Hair

pH Balanced Hair Care

Rx to the doctor or pharmacist is what pH is the hairstylist. The pH scale ranges from 0.0 (acidic) to 14 (alkaline) with 7 being the neutral state. The hair itself has no pH since it is solid; however, the protective mantle of the hair has a pH level of about 4 – 5.5.

 

Hair

Scalp

Natural pH balance level

4 – 5.5

 

What if natural balance is disturbed?

 

 

Substances that are too alkaline (pH level 5.5+) cause hair to swell and hair cuticle to open i.e. high porosity hair

 

Substances that are too acidic (pH level >4) cause hair cuticle to  contract  (People with low porosity hair should be aware of this aspect as well)

 

Products that are too acidic might dry the scalp causing irritation. That said, some bacteria will thrive more in alkali environment
How to create pH balanced hair care routine?

 

 

Use hair products that are within the range of 4 – 5.5  pH level.

Some hair products have labels indicating their pH level. If there is no indication, then you should test the product using the pH strips

Products that have pH level of 4 – 5.5 are safe and ready for use.

Products that exceed the happy hair pH balance will need to be “reformulated” at home: alkali products need an acidifying agent in order to reach the happy hair pH range. Before I go to cover the acidifying agents and reformulating procedure, I wanted to point out the reason why proper pH balance is of utmost importance: pH is logarithimic that is each number multiplies itself by ten. For example, pH 8 is ten times more alkaline than pH 7 while pH 6 is ten times more acidic than pH 7. As such, seemingly small change in pH goes a long way.

 

Hair product “reformulation”

For better result, it would be best to pour hair product that is too alkaline into a bowl and mix it with the acidifying agent in a separate bowl.

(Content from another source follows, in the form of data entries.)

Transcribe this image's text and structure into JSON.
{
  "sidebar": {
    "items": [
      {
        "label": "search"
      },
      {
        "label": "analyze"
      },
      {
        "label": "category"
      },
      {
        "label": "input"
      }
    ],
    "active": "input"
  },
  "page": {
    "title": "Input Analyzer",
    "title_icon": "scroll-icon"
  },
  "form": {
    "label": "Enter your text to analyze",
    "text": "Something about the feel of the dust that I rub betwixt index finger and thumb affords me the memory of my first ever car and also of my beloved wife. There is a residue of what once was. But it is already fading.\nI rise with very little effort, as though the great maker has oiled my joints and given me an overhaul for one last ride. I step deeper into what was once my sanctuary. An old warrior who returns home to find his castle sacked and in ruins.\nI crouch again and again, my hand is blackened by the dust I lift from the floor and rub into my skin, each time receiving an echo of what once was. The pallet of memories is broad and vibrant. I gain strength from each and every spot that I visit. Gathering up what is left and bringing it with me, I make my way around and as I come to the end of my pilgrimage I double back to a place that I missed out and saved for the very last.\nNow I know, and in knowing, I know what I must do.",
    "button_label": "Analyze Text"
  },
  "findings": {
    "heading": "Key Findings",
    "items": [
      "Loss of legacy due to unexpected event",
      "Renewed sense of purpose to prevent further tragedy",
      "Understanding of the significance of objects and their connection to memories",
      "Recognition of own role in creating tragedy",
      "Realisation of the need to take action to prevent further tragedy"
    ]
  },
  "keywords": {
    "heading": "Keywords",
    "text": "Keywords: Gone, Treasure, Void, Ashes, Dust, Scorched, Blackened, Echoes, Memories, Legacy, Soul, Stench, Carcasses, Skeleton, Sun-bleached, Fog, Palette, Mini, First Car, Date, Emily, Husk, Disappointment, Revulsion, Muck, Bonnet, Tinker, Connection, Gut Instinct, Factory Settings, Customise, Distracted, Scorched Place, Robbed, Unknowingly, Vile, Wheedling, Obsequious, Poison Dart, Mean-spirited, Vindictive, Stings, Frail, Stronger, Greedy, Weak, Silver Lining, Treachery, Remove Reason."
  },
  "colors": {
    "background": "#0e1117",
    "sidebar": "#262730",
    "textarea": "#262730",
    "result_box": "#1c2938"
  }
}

Following are some of the acidifying agents to consider:

 

Aloe Vera juice 3.0 pH level
Apple Cider Vinegar 3.0 pH level
Juice of lime of lemon 2.0 pH level

 

Reformulating the product might take a bit of time and effort since when it comes to pH, a little bit can equal a big change. As such, it is suggested to add acidifying agent of your choice by teaspoon and check pH after every mix in. If the new concoction falls within the happy hair range then you can proceed with using the product. If the concoction is still too alkaline, you should continue the process until the product reaches pH level of 4 – 5.5.

 

pH balancing and sebum hair coating

Sebum, the oil that our scalps produce, naturally has pH balance that falls within the range of 4 to 5.5. In case you have naturally straight hair, sebum has no problem of reaching the end of your hair in order to provide the protective layer. If your hair more curly or kinky, the texture of the hair makes it difficult for the sebum to reach the end of the hair in order to provide adequate protective layer. Since sebum is not coating the entire length of the hair, curly hair aren’t pH balanced, tend to be drier and more prone to chemical damage. pH balanced curly hair will have more defined curls and will be less prone to frizz / being bushy.

pH balanced hair-care routine will benefit anyone and everyone but for people with curly and textured hair this is the most important step to getting hair healthy and under control.

 

General guiding principle of pH balanced hair-care routine

pH level of hair products should decrease as you progress through your hair care routine. This means that your moisturiser’s pH should be less than / equal to conditioner’s pH. Conditioner’s pH should be less than shampoo’s pH.

If you are using products within the same product line, they tend to follow this algorithm. If you are mixing the products, it is best that you monitor and adjust pH balance during your haircare routine.

 

Benefits of pH balancing

1)      Hair and scalp resilient to bacteria and fungus

2)      Reduction of hair breakage due to chemical treatment

3)      Increased hair elasticity

 

 

Thanks for reading,

 

 

Advertisements

Leave a Reply

Fill in your details below or click an icon to log in:

WordPress.com Logo

You are commenting using your WordPress.com account. Log Out /  Change )

Google photo

You are commenting using your Google account. Log Out /  Change )

Twitter picture

You are commenting using your Twitter account. Log Out /  Change )

Facebook photo

You are commenting using your Facebook account. Log Out /  Change )

Connecting to %s